(Supplied records begins)

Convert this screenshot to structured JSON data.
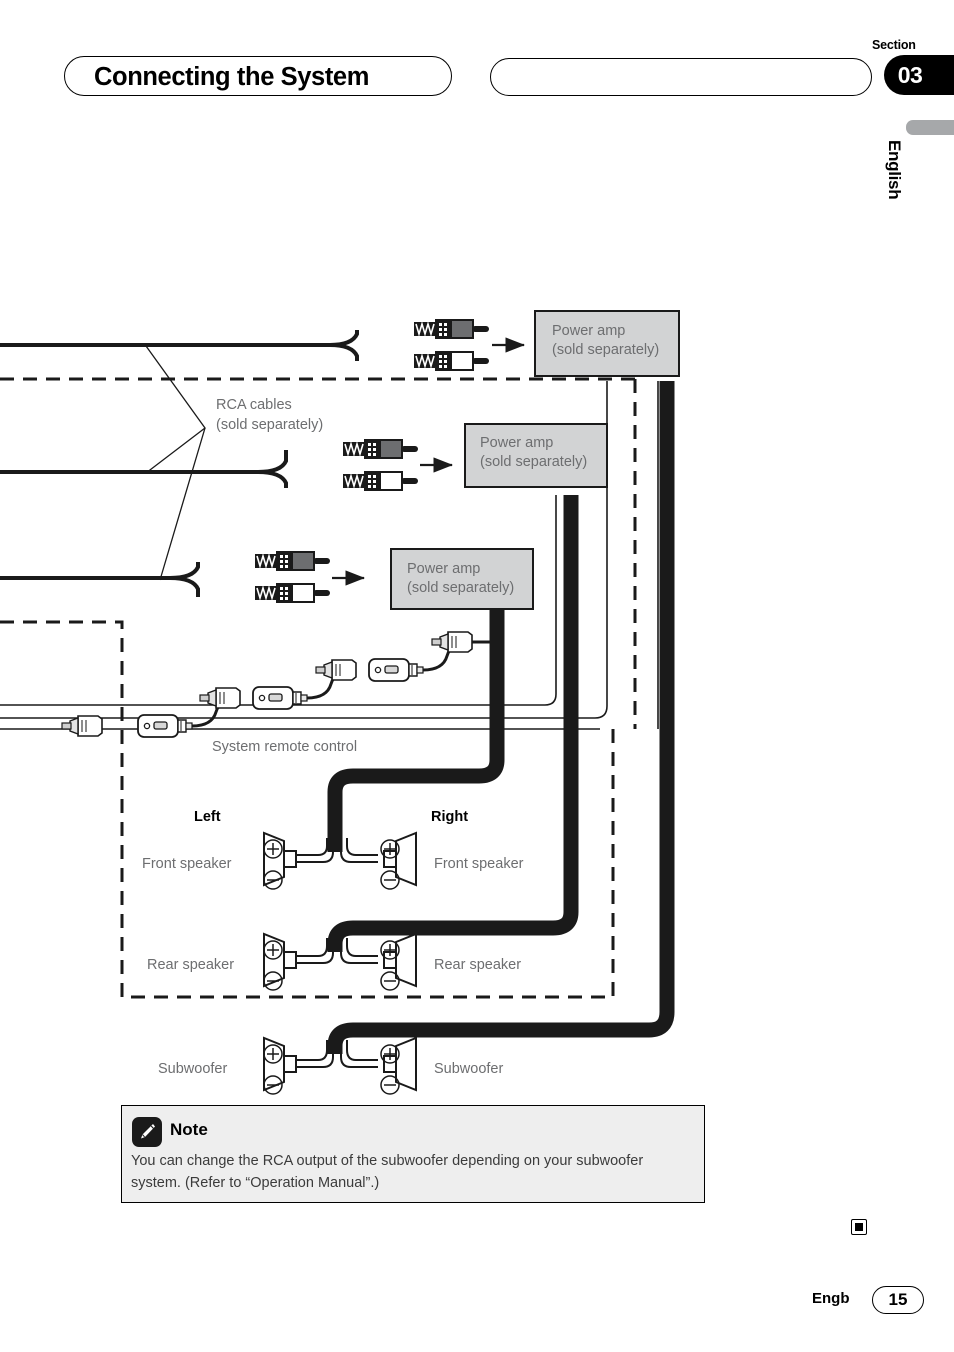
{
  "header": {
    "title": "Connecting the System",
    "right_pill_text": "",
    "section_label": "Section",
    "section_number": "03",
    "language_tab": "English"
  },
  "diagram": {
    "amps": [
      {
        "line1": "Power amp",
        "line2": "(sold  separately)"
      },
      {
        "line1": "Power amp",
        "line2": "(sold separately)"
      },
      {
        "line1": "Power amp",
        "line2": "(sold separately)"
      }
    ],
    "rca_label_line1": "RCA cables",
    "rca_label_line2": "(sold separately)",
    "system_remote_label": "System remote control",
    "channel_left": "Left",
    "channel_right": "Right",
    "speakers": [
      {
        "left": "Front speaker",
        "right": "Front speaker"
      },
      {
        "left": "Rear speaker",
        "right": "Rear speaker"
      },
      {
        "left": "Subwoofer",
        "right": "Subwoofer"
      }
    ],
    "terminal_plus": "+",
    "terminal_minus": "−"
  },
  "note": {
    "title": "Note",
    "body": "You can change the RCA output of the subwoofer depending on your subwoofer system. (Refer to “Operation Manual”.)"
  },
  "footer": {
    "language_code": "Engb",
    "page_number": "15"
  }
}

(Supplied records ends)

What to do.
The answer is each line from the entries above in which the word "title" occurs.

Written answer.
    "title": "Connecting the System",
    "title": "Note",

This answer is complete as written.